"I let the actions of others provoke me," Jefferson said. "But two wrongs don't make a right."
Deputy Lancaster County Attorney Holly Parsley said racism always adds stress and tension. That Jefferson was part of the race he targeted didn't mitigate things, she said.
"This is not just a mistake or a bad mistake. It's criminal behavior," she said.
District Judge Karen Flowers said she lost sleep over what sentence to give Jefferson, but her decision came down to considering the deterrent effect jail time would have not only on him but others.
"Your actions hit right into the things that scare people the most, Mr. Jefferson," the judge said.
She sentenced him to a year in jail.
Jefferson coached at Lincoln High School in 2005, leaving in spring 2006. He was an assistant at Nebraska Wesleyan University and Midland Lutheran College and head coach of the Lincoln Capitols and Lincoln Lightning indoor pro football teams.

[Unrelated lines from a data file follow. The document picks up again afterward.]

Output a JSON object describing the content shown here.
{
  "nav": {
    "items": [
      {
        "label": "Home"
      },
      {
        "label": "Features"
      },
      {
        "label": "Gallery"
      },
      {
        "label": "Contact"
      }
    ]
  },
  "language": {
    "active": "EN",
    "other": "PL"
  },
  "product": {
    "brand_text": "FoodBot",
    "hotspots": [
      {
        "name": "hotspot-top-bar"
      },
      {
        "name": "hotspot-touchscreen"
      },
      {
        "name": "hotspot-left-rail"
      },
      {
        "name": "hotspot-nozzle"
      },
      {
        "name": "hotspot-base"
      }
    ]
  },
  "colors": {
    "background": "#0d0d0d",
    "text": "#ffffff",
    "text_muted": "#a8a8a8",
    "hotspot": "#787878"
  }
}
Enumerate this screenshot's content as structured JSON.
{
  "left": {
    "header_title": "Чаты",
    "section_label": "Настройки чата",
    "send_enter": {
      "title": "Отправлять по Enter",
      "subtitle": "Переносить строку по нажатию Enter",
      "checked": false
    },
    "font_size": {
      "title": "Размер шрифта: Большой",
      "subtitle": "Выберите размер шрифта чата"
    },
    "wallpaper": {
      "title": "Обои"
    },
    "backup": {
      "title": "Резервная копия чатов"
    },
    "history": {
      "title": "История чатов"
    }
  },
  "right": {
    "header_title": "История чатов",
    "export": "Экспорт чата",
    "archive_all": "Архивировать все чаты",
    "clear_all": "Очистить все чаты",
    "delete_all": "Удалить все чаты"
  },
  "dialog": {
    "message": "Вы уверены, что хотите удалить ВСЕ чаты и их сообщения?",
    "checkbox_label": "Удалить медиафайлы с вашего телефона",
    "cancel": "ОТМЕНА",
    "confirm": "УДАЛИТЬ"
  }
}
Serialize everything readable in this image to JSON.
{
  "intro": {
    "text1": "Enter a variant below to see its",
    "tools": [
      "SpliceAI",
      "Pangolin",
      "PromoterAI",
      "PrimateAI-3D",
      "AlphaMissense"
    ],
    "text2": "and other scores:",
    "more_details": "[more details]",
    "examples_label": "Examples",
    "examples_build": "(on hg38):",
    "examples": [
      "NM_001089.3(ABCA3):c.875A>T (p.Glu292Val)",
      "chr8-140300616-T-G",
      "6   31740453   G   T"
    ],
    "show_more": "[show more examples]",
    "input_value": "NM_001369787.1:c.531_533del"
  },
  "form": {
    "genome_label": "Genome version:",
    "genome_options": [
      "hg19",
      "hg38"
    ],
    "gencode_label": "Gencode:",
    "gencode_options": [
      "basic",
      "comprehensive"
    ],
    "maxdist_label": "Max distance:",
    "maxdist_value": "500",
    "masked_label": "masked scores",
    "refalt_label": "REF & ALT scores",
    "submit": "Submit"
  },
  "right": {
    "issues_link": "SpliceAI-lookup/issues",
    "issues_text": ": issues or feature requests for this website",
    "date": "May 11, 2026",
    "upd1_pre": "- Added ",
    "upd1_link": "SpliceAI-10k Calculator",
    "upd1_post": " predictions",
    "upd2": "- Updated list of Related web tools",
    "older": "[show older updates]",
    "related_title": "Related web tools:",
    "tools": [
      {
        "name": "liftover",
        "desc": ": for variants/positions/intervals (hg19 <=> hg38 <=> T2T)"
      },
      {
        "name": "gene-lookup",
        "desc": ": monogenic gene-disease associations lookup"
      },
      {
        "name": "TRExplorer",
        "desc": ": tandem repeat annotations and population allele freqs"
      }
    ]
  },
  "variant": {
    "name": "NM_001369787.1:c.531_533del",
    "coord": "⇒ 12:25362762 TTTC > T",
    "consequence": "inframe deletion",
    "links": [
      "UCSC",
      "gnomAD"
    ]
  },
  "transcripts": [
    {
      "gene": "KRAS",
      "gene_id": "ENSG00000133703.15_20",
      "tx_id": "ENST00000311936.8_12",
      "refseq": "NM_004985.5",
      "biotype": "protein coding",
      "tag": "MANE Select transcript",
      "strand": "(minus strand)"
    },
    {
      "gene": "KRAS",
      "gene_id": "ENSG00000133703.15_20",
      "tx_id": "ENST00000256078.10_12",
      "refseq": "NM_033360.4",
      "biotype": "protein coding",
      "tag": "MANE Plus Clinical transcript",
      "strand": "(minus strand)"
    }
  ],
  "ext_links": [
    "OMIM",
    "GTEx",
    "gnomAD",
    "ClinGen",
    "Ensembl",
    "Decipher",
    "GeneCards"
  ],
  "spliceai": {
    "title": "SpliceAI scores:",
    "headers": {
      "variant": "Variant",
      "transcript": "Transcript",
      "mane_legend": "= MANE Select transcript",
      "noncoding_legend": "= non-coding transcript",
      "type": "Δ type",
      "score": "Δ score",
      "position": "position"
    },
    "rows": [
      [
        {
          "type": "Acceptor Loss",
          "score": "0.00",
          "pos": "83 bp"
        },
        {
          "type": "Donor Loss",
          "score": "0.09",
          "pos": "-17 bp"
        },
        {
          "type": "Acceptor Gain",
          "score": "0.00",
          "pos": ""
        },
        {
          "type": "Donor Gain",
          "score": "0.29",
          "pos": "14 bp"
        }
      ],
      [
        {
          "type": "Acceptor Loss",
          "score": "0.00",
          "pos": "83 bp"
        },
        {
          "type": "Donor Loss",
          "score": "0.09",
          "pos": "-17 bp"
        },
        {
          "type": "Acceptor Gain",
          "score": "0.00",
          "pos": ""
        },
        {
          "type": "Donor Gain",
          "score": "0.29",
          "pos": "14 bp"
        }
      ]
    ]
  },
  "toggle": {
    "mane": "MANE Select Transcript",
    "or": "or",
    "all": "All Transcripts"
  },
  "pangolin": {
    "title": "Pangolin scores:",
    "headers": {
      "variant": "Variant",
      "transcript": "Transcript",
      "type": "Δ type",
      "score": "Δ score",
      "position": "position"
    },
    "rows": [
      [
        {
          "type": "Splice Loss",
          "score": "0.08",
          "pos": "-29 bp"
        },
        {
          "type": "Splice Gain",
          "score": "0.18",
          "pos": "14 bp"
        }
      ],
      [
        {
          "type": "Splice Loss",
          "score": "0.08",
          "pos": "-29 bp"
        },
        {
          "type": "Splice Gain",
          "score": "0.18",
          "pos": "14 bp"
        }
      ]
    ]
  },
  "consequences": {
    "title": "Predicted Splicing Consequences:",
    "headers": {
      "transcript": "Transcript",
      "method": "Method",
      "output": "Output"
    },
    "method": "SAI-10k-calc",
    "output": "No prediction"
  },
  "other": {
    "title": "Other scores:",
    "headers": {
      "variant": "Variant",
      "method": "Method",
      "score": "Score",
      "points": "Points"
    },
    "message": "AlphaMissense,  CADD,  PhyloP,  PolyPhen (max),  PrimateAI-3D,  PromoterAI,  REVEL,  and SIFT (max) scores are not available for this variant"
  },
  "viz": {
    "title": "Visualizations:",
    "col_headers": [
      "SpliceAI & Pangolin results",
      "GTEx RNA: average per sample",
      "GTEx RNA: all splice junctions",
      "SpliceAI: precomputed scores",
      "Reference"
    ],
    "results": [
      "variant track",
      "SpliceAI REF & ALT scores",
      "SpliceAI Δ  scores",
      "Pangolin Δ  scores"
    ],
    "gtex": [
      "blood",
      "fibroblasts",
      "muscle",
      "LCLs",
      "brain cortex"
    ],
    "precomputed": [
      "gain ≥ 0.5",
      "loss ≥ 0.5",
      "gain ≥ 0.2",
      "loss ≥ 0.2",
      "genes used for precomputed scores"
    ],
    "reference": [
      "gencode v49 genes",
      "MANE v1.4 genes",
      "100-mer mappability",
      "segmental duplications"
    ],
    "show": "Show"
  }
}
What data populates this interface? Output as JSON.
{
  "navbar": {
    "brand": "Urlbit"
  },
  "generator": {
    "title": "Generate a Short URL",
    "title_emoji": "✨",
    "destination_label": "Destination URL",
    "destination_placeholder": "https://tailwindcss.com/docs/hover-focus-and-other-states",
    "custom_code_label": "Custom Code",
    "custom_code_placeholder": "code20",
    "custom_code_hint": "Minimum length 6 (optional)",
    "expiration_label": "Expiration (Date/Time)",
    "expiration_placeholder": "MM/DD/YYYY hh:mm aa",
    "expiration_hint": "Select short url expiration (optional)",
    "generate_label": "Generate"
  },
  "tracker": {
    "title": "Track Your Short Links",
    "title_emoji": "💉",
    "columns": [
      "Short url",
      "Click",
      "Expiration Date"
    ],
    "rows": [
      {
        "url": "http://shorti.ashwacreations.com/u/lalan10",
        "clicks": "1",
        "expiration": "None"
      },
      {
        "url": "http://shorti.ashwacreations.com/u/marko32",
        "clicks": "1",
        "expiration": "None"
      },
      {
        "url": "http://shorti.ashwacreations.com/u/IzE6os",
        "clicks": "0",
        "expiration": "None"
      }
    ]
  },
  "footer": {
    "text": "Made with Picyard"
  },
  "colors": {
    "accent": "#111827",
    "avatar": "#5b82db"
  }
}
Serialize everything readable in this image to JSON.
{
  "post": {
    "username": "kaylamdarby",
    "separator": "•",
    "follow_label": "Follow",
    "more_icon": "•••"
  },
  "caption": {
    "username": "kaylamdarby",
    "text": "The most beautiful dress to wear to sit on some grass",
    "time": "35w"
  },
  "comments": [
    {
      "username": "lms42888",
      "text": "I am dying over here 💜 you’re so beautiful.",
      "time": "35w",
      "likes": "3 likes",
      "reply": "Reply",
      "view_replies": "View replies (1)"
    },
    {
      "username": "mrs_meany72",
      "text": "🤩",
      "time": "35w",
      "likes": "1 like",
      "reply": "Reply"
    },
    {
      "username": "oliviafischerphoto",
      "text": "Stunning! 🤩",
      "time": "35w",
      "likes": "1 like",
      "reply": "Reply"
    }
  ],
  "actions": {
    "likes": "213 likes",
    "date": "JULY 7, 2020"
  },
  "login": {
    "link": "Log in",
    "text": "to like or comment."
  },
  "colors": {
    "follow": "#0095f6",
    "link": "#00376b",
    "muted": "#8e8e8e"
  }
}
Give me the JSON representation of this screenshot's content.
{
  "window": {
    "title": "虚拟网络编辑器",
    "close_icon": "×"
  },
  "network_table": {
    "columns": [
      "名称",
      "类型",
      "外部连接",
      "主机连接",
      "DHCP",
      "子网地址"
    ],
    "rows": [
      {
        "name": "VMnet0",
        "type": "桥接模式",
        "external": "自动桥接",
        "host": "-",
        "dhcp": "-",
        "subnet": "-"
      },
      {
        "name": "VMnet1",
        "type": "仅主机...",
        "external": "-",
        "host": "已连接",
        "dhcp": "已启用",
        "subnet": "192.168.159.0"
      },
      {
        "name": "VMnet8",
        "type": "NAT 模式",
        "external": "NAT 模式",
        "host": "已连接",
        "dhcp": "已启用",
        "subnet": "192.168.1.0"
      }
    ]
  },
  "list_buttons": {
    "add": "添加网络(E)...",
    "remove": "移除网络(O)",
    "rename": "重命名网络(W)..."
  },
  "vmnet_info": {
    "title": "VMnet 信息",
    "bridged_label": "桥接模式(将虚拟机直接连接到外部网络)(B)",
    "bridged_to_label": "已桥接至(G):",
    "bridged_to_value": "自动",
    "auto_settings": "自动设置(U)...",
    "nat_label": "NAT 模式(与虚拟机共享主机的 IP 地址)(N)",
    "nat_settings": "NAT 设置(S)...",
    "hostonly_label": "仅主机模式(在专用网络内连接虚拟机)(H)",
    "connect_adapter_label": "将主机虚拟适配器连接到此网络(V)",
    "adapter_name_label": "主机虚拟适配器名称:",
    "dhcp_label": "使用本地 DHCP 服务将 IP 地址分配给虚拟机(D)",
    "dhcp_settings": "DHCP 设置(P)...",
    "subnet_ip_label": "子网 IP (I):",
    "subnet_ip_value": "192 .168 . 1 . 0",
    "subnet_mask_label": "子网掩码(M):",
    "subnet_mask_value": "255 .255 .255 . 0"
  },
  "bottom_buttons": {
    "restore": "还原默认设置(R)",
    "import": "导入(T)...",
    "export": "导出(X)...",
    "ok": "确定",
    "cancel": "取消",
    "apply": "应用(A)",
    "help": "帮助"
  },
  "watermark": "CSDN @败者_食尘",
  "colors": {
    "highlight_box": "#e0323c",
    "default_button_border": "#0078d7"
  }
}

Reach Lori Pilger at 473-7237 or firstname.lastname@example.org.